The cloud not only offers you instant access to all of the accounting mechanisms you need, but software packages also provide in-built data analysis tools that can do much of the heavy lifting for you.
Some cloud data programs utilise artificial intelligence that analyses past trends and performance based upon specific data points, and in doing so, they can make more accurate predictions for the future based upon what has gone before.
This can prove particularly helpful in challenging economic times, when making accurate predictions is difficult given the volatility and unpredictability of the micro and macro-economic climate. Data analysis allows you to extract value from the numbers, and so cloud-based systems could help to future-proof your business and to weather the current storm many firms and industries are facing.
CEOs that have been in business for a number of years may recall the huge servers that they had to acquire and keep maintained in order to preserve the integrity of their companies.
Thankfully, those days are gone thanks to cloud storage, which moves all of your data processing online and provides essential backup and recovery services into the bargain.
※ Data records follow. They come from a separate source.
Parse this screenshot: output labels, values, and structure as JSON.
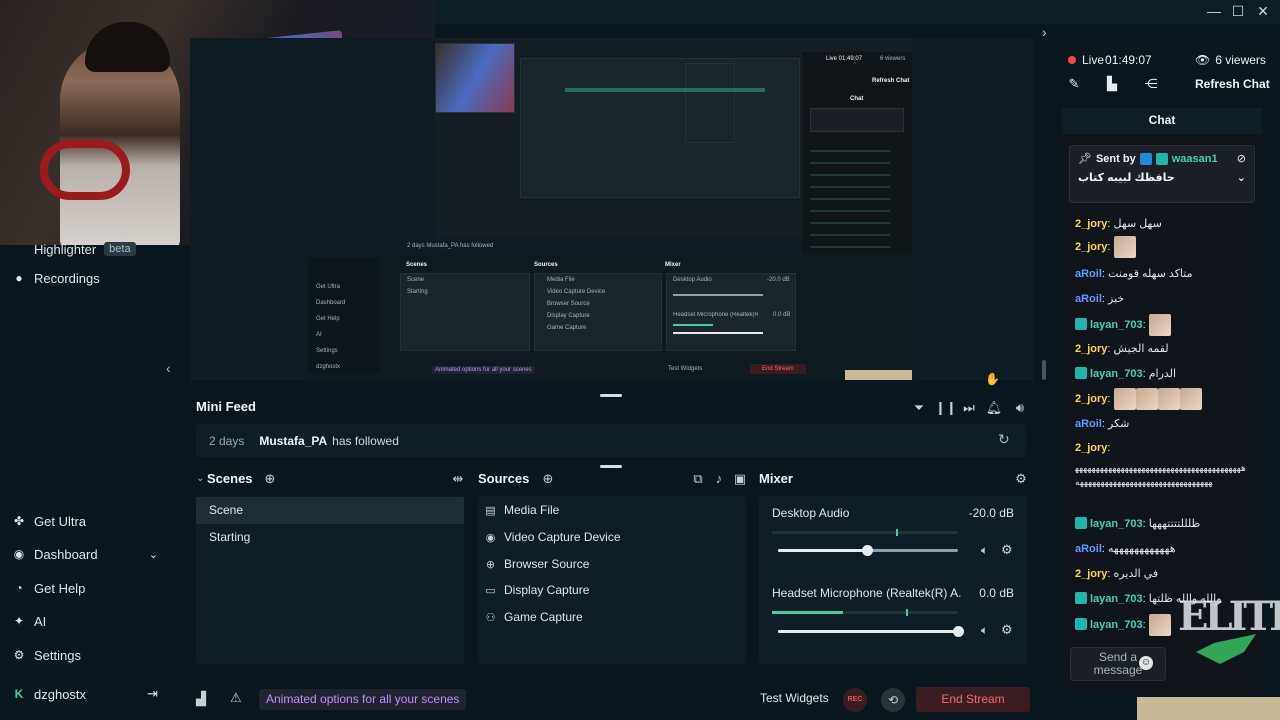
{
  "window": {
    "minimize": "—",
    "maximize": "☐",
    "close": "✕"
  },
  "sidebar": {
    "highlighter_label": "Highlighter",
    "highlighter_badge": "beta",
    "recordings_label": "Recordings",
    "get_ultra_label": "Get Ultra",
    "dashboard_label": "Dashboard",
    "get_help_label": "Get Help",
    "ai_label": "AI",
    "settings_label": "Settings",
    "username": "dzghostx"
  },
  "preview_nested": {
    "chat_title": "Chat",
    "live_time": "Live 01:49:07",
    "viewers": "6 viewers",
    "refresh_chat": "Refresh Chat",
    "feed_text": "2 days  Mustafa_PA  has followed",
    "scenes": "Scenes",
    "sources": "Sources",
    "mixer": "Mixer",
    "scene_items": [
      "Scene",
      "Starting"
    ],
    "source_items": [
      "Media File",
      "Video Capture Device",
      "Browser Source",
      "Display Capture",
      "Game Capture"
    ],
    "mixer_items": [
      "Desktop Audio",
      "Headset Microphone (Realtek(R) A..."
    ],
    "mixer_values": [
      "-20.0 dB",
      "0.0 dB"
    ],
    "side_items": [
      "Get Ultra",
      "Dashboard",
      "Get Help",
      "AI",
      "Settings",
      "dzghostx"
    ],
    "promo": "Animated options for all your scenes",
    "test_widgets": "Test Widgets",
    "end_stream": "End Stream"
  },
  "mini_feed": {
    "title": "Mini Feed",
    "event": {
      "time": "2 days",
      "user": "Mustafa_PA",
      "action": "has followed"
    }
  },
  "scenes": {
    "title": "Scenes",
    "items": [
      "Scene",
      "Starting"
    ],
    "selected": "Scene"
  },
  "sources": {
    "title": "Sources",
    "items": [
      {
        "label": "Media File",
        "icon": "file-icon"
      },
      {
        "label": "Video Capture Device",
        "icon": "camera-icon"
      },
      {
        "label": "Browser Source",
        "icon": "globe-icon"
      },
      {
        "label": "Display Capture",
        "icon": "monitor-icon"
      },
      {
        "label": "Game Capture",
        "icon": "gamepad-icon"
      }
    ]
  },
  "mixer": {
    "title": "Mixer",
    "channels": [
      {
        "label": "Desktop Audio",
        "db": "-20.0 dB",
        "meter_level": 0.0,
        "slider_level": 0.5
      },
      {
        "label": "Headset Microphone (Realtek(R) A...",
        "db": "0.0 dB",
        "meter_level": 0.38,
        "slider_level": 1.0
      }
    ]
  },
  "bottom_bar": {
    "promo": "Animated options for all your scenes",
    "test_widgets": "Test Widgets",
    "rec": "REC",
    "end_stream": "End Stream"
  },
  "chat_panel": {
    "live_label": "Live",
    "live_time": "01:49:07",
    "viewers": "6 viewers",
    "refresh_chat": "Refresh Chat",
    "chat_title": "Chat",
    "pinned": {
      "sent_by": "Sent by",
      "user": "waasan1",
      "message": "حافظك لبيبه كتاب"
    },
    "messages": [
      {
        "user": "2_jory",
        "color": "jory",
        "text": "سهل سهل"
      },
      {
        "user": "2_jory",
        "color": "jory",
        "text": ""
      },
      {
        "user": "aRoil",
        "color": "aroil",
        "text": "متاكد سهله قومنت"
      },
      {
        "user": "aRoil",
        "color": "aroil",
        "text": "خبز"
      },
      {
        "user": "layan_703",
        "color": "layan",
        "text": ""
      },
      {
        "user": "2_jory",
        "color": "jory",
        "text": "لقمه الجيش"
      },
      {
        "user": "layan_703",
        "color": "layan",
        "text": "الدرام"
      },
      {
        "user": "2_jory",
        "color": "jory",
        "text": ""
      },
      {
        "user": "aRoil",
        "color": "aroil",
        "text": "شكر"
      },
      {
        "user": "2_jory",
        "color": "jory",
        "text": ""
      },
      {
        "user": "layan_703",
        "color": "layan",
        "text": "ظلللتتتتههها"
      },
      {
        "user": "aRoil",
        "color": "aroil",
        "text": "ههههههههههههه"
      },
      {
        "user": "2_jory",
        "color": "jory",
        "text": "في الديره"
      },
      {
        "user": "layan_703",
        "color": "layan",
        "text": "والله والله ظلتها"
      },
      {
        "user": "layan_703",
        "color": "layan",
        "text": ""
      }
    ],
    "long_message": "هههههههههههههههههههههههههههههههههههههههههههههههههههههههههههههههههههههههههه",
    "send_placeholder": "Send a message",
    "logo_text": "ELITE"
  },
  "colors": {
    "accent_teal": "#3fd39a",
    "live_red": "#f04848",
    "promo_purple": "#c78cf5",
    "end_stream_red": "#f26a6a",
    "user_jory": "#ffd84a",
    "user_aroil": "#5aa0ff",
    "user_layan": "#3fd3b5"
  }
}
So, you no longer need to worry about the costs and manpower of running your own data centre, and with cloud storage, you only pay for the exact amount of ‘space’ you require – another essential cost saving.
Some business owners will be fearful of storing their company’s vital assets in the cloud at a time when hacking and fraudsters are on the loose, but cloud providers spend considerable sums on securing their networks – you are no more at risk than you would be running your own data storage facility on-site.
And how about this troubling stat: more than 60% of companies that suffer a non-recoverable loss of data shut down within six months of the breach taking place. But cloud storage offers automatic backup and recovery, which is a considerable weight off your mind.
All things considered, there are many more reasons to implement cloud computing in your business than there are factors against it.